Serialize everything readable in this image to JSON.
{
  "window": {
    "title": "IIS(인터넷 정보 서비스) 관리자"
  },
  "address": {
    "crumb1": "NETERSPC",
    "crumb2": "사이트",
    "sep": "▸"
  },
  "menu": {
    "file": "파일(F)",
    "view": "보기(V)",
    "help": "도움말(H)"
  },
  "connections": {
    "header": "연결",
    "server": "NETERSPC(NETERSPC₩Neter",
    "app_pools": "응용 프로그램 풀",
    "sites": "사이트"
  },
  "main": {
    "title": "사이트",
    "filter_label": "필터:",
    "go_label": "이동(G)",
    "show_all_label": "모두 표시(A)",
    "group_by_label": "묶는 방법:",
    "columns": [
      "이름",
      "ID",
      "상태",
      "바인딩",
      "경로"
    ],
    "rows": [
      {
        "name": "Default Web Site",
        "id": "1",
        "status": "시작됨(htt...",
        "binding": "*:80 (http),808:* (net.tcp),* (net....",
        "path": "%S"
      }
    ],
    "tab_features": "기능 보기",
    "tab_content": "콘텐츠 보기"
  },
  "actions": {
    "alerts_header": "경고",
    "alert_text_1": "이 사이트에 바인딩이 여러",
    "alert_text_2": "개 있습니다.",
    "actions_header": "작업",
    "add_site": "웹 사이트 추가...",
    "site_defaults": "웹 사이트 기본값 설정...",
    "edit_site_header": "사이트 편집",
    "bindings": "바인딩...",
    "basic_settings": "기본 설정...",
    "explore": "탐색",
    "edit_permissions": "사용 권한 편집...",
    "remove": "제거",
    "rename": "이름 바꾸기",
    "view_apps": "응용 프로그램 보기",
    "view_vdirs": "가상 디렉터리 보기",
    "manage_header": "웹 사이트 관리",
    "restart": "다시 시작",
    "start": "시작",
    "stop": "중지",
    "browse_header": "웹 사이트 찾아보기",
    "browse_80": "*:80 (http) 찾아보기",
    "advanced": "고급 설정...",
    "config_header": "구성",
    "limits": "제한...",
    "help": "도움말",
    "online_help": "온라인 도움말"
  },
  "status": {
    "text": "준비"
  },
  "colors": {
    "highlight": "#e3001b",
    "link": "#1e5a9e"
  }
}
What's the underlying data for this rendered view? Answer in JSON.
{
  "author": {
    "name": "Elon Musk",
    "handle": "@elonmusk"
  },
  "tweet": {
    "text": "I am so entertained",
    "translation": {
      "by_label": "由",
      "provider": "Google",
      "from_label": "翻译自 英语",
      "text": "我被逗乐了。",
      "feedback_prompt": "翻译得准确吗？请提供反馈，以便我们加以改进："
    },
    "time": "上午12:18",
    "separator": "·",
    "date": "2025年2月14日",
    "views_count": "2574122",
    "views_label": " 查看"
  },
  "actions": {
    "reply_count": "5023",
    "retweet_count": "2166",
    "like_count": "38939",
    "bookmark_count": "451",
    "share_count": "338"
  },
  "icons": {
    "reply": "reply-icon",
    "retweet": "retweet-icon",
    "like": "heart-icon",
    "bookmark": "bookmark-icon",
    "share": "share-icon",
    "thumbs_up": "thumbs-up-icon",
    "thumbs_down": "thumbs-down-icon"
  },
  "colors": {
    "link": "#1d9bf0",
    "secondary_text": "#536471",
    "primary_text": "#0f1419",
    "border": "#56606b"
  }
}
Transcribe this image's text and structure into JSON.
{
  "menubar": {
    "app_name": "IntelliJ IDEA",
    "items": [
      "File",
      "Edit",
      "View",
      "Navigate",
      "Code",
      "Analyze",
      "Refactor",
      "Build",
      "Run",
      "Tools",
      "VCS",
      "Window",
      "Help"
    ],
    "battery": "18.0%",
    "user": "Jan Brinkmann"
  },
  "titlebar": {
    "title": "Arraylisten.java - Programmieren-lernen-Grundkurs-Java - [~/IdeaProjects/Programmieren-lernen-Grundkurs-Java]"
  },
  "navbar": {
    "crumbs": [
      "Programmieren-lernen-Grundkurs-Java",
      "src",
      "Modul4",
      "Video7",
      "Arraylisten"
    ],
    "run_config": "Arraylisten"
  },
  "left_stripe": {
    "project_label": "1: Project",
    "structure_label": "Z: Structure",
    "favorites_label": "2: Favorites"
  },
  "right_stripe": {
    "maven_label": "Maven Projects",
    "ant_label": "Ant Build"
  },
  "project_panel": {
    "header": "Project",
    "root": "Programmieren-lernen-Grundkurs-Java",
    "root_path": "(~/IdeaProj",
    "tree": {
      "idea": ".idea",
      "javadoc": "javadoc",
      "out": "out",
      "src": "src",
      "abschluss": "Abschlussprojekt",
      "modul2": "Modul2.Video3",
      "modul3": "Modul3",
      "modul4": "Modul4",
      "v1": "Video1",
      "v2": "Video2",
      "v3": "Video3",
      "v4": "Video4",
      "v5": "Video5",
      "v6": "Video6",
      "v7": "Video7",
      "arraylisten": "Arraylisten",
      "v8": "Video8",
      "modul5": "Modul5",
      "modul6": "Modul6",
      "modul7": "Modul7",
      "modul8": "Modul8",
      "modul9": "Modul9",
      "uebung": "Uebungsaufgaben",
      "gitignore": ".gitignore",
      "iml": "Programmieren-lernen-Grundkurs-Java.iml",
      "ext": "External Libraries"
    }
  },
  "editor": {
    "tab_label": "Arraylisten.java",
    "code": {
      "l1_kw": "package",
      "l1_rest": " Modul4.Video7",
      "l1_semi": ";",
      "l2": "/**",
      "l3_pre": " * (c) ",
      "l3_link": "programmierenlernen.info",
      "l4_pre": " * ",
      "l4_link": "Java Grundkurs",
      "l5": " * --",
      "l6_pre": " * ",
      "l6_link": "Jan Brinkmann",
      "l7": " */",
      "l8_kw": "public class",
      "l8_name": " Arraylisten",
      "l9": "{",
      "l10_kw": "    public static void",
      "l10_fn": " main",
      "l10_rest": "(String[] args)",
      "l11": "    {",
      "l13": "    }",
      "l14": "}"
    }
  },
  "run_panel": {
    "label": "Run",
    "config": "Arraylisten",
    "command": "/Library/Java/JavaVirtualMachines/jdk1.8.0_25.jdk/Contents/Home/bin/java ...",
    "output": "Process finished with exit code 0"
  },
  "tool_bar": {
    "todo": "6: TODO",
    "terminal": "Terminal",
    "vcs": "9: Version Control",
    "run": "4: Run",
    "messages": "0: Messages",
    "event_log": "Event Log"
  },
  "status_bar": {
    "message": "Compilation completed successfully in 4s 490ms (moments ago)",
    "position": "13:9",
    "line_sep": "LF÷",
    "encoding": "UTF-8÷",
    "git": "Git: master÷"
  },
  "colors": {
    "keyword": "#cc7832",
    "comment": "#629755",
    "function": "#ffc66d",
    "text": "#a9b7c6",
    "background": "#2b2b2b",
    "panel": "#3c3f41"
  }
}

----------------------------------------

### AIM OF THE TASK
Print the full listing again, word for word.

### ANSWER TO THIS PROBLEM
Serialize everything readable in this image to JSON.
{
  "window": {
    "title": "IIS(인터넷 정보 서비스) 관리자"
  },
  "address": {
    "crumb1": "NETERSPC",
    "crumb2": "사이트",
    "sep": "▸"
  },
  "menu": {
    "file": "파일(F)",
    "view": "보기(V)",
    "help": "도움말(H)"
  },
  "connections": {
    "header": "연결",
    "server": "NETERSPC(NETERSPC₩Neter",
    "app_pools": "응용 프로그램 풀",
    "sites": "사이트"
  },
  "main": {
    "title": "사이트",
    "filter_label": "필터:",
    "go_label": "이동(G)",
    "show_all_label": "모두 표시(A)",
    "group_by_label": "묶는 방법:",
    "columns": [
      "이름",
      "ID",
      "상태",
      "바인딩",
      "경로"
    ],
    "rows": [
      {
        "name": "Default Web Site",
        "id": "1",
        "status": "시작됨(htt...",
        "binding": "*:80 (http),808:* (net.tcp),* (net....",
        "path": "%S"
      }
    ],
    "tab_features": "기능 보기",
    "tab_content": "콘텐츠 보기"
  },
  "actions": {
    "alerts_header": "경고",
    "alert_text_1": "이 사이트에 바인딩이 여러",
    "alert_text_2": "개 있습니다.",
    "actions_header": "작업",
    "add_site": "웹 사이트 추가...",
    "site_defaults": "웹 사이트 기본값 설정...",
    "edit_site_header": "사이트 편집",
    "bindings": "바인딩...",
    "basic_settings": "기본 설정...",
    "explore": "탐색",
    "edit_permissions": "사용 권한 편집...",
    "remove": "제거",
    "rename": "이름 바꾸기",
    "view_apps": "응용 프로그램 보기",
    "view_vdirs": "가상 디렉터리 보기",
    "manage_header": "웹 사이트 관리",
    "restart": "다시 시작",
    "start": "시작",
    "stop": "중지",
    "browse_header": "웹 사이트 찾아보기",
    "browse_80": "*:80 (http) 찾아보기",
    "advanced": "고급 설정...",
    "config_header": "구성",
    "limits": "제한...",
    "help": "도움말",
    "online_help": "온라인 도움말"
  },
  "status": {
    "text": "준비"
  },
  "colors": {
    "highlight": "#e3001b",
    "link": "#1e5a9e"
  }
}
What's the underlying data for this rendered view? Answer in JSON.
{
  "author": {
    "name": "Elon Musk",
    "handle": "@elonmusk"
  },
  "tweet": {
    "text": "I am so entertained",
    "translation": {
      "by_label": "由",
      "provider": "Google",
      "from_label": "翻译自 英语",
      "text": "我被逗乐了。",
      "feedback_prompt": "翻译得准确吗？请提供反馈，以便我们加以改进："
    },
    "time": "上午12:18",
    "separator": "·",
    "date": "2025年2月14日",
    "views_count": "2574122",
    "views_label": " 查看"
  },
  "actions": {
    "reply_count": "5023",
    "retweet_count": "2166",
    "like_count": "38939",
    "bookmark_count": "451",
    "share_count": "338"
  },
  "icons": {
    "reply": "reply-icon",
    "retweet": "retweet-icon",
    "like": "heart-icon",
    "bookmark": "bookmark-icon",
    "share": "share-icon",
    "thumbs_up": "thumbs-up-icon",
    "thumbs_down": "thumbs-down-icon"
  },
  "colors": {
    "link": "#1d9bf0",
    "secondary_text": "#536471",
    "primary_text": "#0f1419",
    "border": "#56606b"
  }
}
Transcribe this image's text and structure into JSON.
{
  "menubar": {
    "app_name": "IntelliJ IDEA",
    "items": [
      "File",
      "Edit",
      "View",
      "Navigate",
      "Code",
      "Analyze",
      "Refactor",
      "Build",
      "Run",
      "Tools",
      "VCS",
      "Window",
      "Help"
    ],
    "battery": "18.0%",
    "user": "Jan Brinkmann"
  },
  "titlebar": {
    "title": "Arraylisten.java - Programmieren-lernen-Grundkurs-Java - [~/IdeaProjects/Programmieren-lernen-Grundkurs-Java]"
  },
  "navbar": {
    "crumbs": [
      "Programmieren-lernen-Grundkurs-Java",
      "src",
      "Modul4",
      "Video7",
      "Arraylisten"
    ],
    "run_config": "Arraylisten"
  },
  "left_stripe": {
    "project_label": "1: Project",
    "structure_label": "Z: Structure",
    "favorites_label": "2: Favorites"
  },
  "right_stripe": {
    "maven_label": "Maven Projects",
    "ant_label": "Ant Build"
  },
  "project_panel": {
    "header": "Project",
    "root": "Programmieren-lernen-Grundkurs-Java",
    "root_path": "(~/IdeaProj",
    "tree": {
      "idea": ".idea",
      "javadoc": "javadoc",
      "out": "out",
      "src": "src",
      "abschluss": "Abschlussprojekt",
      "modul2": "Modul2.Video3",
      "modul3": "Modul3",
      "modul4": "Modul4",
      "v1": "Video1",
      "v2": "Video2",
      "v3": "Video3",
      "v4": "Video4",
      "v5": "Video5",
      "v6": "Video6",
      "v7": "Video7",
      "arraylisten": "Arraylisten",
      "v8": "Video8",
      "modul5": "Modul5",
      "modul6": "Modul6",
      "modul7": "Modul7",
      "modul8": "Modul8",
      "modul9": "Modul9",
      "uebung": "Uebungsaufgaben",
      "gitignore": ".gitignore",
      "iml": "Programmieren-lernen-Grundkurs-Java.iml",
      "ext": "External Libraries"
    }
  },
  "editor": {
    "tab_label": "Arraylisten.java",
    "code": {
      "l1_kw": "package",
      "l1_rest": " Modul4.Video7",
      "l1_semi": ";",
      "l2": "/**",
      "l3_pre": " * (c) ",
      "l3_link": "programmierenlernen.info",
      "l4_pre": " * ",
      "l4_link": "Java Grundkurs",
      "l5": " * --",
      "l6_pre": " * ",
      "l6_link": "Jan Brinkmann",
      "l7": " */",
      "l8_kw": "public class",
      "l8_name": " Arraylisten",
      "l9": "{",
      "l10_kw": "    public static void",
      "l10_fn": " main",
      "l10_rest": "(String[] args)",
      "l11": "    {",
      "l13": "    }",
      "l14": "}"
    }
  },
  "run_panel": {
    "label": "Run",
    "config": "Arraylisten",
    "command": "/Library/Java/JavaVirtualMachines/jdk1.8.0_25.jdk/Contents/Home/bin/java ...",
    "output": "Process finished with exit code 0"
  },
  "tool_bar": {
    "todo": "6: TODO",
    "terminal": "Terminal",
    "vcs": "9: Version Control",
    "run": "4: Run",
    "messages": "0: Messages",
    "event_log": "Event Log"
  },
  "status_bar": {
    "message": "Compilation completed successfully in 4s 490ms (moments ago)",
    "position": "13:9",
    "line_sep": "LF÷",
    "encoding": "UTF-8÷",
    "git": "Git: master÷"
  },
  "colors": {
    "keyword": "#cc7832",
    "comment": "#629755",
    "function": "#ffc66d",
    "text": "#a9b7c6",
    "background": "#2b2b2b",
    "panel": "#3c3f41"
  }
}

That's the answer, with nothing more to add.